In another disturbing sidenote out of Nevada – Teva pharmaceuticals settled a case against them for the distribution of propofol outside of proper channels/ and in improper quantities.  (If you remember, this is how Dr. Conrad Murray obtained the anesthetic for use on Michael Jackson.)  As a result of this distribution of multi-use medications that should be exclusively used in hospital settings – several patients were inadvertently exposed to Hepatitis C (including the plaintiff who developed Hepatitis C as a result.)

[Multi-use vials mean that the same container of medication is used for multiple people – if the medication is drawn up using needles or other instruments that have already been exposed to patients – this places future patients in contact with blood and infectious agents.]   Multi-use vials are a cost-containment measure for many institutions.

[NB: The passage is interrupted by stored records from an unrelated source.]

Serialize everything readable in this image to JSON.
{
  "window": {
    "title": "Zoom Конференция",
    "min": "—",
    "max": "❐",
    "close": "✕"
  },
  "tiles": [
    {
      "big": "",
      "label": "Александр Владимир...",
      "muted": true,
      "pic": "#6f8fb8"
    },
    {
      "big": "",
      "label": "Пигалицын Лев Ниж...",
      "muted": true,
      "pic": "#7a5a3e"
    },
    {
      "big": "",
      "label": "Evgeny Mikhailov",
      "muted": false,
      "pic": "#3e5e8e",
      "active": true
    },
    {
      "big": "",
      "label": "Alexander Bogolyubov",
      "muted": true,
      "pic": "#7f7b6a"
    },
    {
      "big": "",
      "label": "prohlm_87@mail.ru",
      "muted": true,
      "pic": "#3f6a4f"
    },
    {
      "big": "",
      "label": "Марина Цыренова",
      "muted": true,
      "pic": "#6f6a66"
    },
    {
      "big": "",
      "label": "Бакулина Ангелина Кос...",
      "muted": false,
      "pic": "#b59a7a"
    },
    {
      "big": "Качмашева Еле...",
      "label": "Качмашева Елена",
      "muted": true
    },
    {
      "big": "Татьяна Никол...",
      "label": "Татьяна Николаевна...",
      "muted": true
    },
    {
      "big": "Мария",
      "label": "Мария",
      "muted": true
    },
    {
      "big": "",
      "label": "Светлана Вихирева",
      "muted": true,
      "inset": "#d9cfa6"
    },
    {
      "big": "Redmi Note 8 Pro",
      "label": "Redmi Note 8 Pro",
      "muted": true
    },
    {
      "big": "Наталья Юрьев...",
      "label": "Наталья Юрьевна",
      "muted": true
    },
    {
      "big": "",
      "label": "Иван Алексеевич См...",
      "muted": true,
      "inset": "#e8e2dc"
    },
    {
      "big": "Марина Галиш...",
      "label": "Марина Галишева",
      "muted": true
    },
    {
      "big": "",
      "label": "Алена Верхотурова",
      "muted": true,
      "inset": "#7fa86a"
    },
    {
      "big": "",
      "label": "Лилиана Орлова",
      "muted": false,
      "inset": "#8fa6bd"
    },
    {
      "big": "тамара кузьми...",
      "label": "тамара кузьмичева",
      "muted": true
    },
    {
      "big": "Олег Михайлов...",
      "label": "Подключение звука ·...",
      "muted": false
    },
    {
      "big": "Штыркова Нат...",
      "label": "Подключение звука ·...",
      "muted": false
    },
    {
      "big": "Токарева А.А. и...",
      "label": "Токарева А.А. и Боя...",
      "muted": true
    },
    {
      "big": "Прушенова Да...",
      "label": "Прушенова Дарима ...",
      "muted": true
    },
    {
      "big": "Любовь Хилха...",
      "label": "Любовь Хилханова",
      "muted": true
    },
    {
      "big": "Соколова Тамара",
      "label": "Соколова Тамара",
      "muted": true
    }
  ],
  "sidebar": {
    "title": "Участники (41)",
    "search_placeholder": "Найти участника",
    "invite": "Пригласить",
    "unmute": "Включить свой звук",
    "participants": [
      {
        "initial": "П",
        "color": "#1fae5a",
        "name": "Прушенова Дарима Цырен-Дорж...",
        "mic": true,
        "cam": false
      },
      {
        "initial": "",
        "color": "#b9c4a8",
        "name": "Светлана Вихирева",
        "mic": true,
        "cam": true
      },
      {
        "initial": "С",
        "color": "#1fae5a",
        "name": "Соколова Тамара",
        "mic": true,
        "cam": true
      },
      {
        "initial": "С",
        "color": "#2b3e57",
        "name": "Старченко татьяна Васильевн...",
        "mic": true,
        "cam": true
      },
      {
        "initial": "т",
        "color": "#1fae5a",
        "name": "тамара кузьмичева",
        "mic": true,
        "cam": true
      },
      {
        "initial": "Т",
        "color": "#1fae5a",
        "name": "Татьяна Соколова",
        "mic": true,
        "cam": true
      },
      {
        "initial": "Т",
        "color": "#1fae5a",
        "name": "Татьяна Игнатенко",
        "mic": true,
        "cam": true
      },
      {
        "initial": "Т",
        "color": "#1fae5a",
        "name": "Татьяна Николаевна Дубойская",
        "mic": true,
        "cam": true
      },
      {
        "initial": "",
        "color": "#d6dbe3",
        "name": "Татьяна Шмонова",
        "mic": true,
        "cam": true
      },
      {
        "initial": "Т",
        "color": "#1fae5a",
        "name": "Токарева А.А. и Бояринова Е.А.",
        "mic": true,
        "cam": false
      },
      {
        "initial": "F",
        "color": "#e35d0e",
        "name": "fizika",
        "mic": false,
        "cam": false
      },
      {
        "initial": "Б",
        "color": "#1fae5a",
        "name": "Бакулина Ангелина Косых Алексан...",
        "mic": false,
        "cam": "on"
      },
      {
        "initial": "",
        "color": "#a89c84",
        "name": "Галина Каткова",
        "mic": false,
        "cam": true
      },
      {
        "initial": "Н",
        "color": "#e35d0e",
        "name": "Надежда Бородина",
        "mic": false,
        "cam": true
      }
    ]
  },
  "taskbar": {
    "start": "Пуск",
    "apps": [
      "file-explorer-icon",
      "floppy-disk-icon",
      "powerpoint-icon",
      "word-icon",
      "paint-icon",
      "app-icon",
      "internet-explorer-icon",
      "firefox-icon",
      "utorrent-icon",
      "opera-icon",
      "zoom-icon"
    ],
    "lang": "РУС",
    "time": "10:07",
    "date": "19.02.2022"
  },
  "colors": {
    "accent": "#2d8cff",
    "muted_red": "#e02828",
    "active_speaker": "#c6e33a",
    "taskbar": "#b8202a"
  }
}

I hope that someone takes issue with out-patient colonoscopies as a whole since this in itself can be a very dangerous practice – and the research proves it.  (The issue behind outpatient procedures such as colonoscopies is the use of unmonitored anesthesia.  Most patients aren’t on monitors, no anesthesiologist is present, and the doctors performing the procedure are often unprepared in the event that a patient loses his airway (or stops breathing.)  There was a landmark study several years ago – that showed that 70% of nonaesthesiologists underestimated the level of sedation in patients undergoing out-patient / office procedures.  [I will continue looking for the link to this source.]

Frighteningly, a related paper demonstrated similar findings in a pediatric population.  This South African paper voices similar concerns.